Tricia previously worked at the Natural Resources Defense Council, Duke Environmental Law and Policy Clinic, and U.S. Fish and Wildlife Service. She a received a Master of Environmental Management from Duke University and a Bachelor of Science from the University of Massachusetts Amherst. In her free time, Tricia enjoys traveling and spending time outdoors, especially swimming, hiking, and biking.


Jill Meyer is Division Director of Ocean and Coastal Services at Lynker Technologies, LLC, a small business specializing in professional, scientific and technical services with offices in Leesburg, Virginia, Kailua, HI, and Boulder, Colorado. Lynker offers expertise in marine-based fisheries research, coastal habitat conservation, operational coastal product delivery, and ecosystem-driven marine resources management. Prior to moving to Lynker earlier this year, Jill was Director of Natural Resource Management at CSS-Dynamac. Ms. Meyer has dedicated her 25 year professional career to coastal and marine conservation as a field scientist researching sea turtle nesting, wetlands, and water quality and later overseeing federal coastal conservation and fisheries program contracts.

Having grown up in the Great Lakes region, she had an early and deep connection to coastal and water resources that instilled a life-long dedication to coastal science and conservation. She holds a M.S. degree in Marine Science with a focus on resource management and policy from the Virginia Institute of Marine Science. Her extensive technical experience covers coastal management and restoration, coastal field data collection and monitoring, coral reef conservation, fisheries management, and spill response and restoration. She has managed projects and directed administrative and financial operations in the private sector and for federal government contracts with agencies including National Oceanic and Atmospheric Administration (NOAA), US Fish and Wildlife Service (USFWS), National Park Service (NPS), and the Bureau of Land Management (BLM). Ms. Meyer’s TCS involvement has grown from participant and presenter at conferences, to actively supporting TCS Coastal Career Days, and serving as the TCS Development Committee Co-Chair.


Alaurah Moss is a Coastal Scientist in Dewberry’s Virginia Beach office, specializing in coastal flood risk management. Alaurah is a resource for flood forecasting, coastal hazard analysis, FEMA flood risk modeling and mapping and wetland and coastal groundwater modeling. She also supports hurricane preparedness and response activities including supporting FEMA’s disaster response efforts by performing rapid floodplain delineation to expedite disaster relief and aid to impacted communities. Alaurah received a Master of Environmental Management degree focused in Water Resources Management from the Nicholas School of the Environment at Duke University and her undergraduate degree from the University of Maryland in Environmental Science.

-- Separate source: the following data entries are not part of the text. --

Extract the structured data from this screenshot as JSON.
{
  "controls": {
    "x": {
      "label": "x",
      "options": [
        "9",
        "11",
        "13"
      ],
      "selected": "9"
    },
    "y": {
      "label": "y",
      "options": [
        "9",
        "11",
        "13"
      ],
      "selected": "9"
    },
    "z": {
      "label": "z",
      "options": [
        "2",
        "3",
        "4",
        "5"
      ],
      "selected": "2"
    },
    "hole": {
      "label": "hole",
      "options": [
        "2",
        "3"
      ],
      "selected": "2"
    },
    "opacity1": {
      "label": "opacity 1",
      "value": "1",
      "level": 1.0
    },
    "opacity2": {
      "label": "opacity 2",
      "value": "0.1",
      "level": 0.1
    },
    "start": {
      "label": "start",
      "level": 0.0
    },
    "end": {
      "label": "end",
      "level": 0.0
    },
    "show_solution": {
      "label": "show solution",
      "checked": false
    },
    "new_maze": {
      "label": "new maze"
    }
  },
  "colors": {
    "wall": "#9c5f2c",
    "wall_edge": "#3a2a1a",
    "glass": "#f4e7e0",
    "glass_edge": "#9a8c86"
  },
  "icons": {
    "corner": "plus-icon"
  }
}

Alaurah recently joined The Coastal Society and is excited to serve on the TCS Board of Directors to bring a fresh perspective on emerging coastal issues. She plans on volunteering her time to support the Margaret A. Davidson Coastal Career Development Program, as she has a passion for providing mentorship to university students or young professionals on career advancement. As a TCS board member, she also aims to increase TCS member awareness and foster dialogue on coastal climate change issues and strategies to combat sea level rise and recurrent coastal flooding.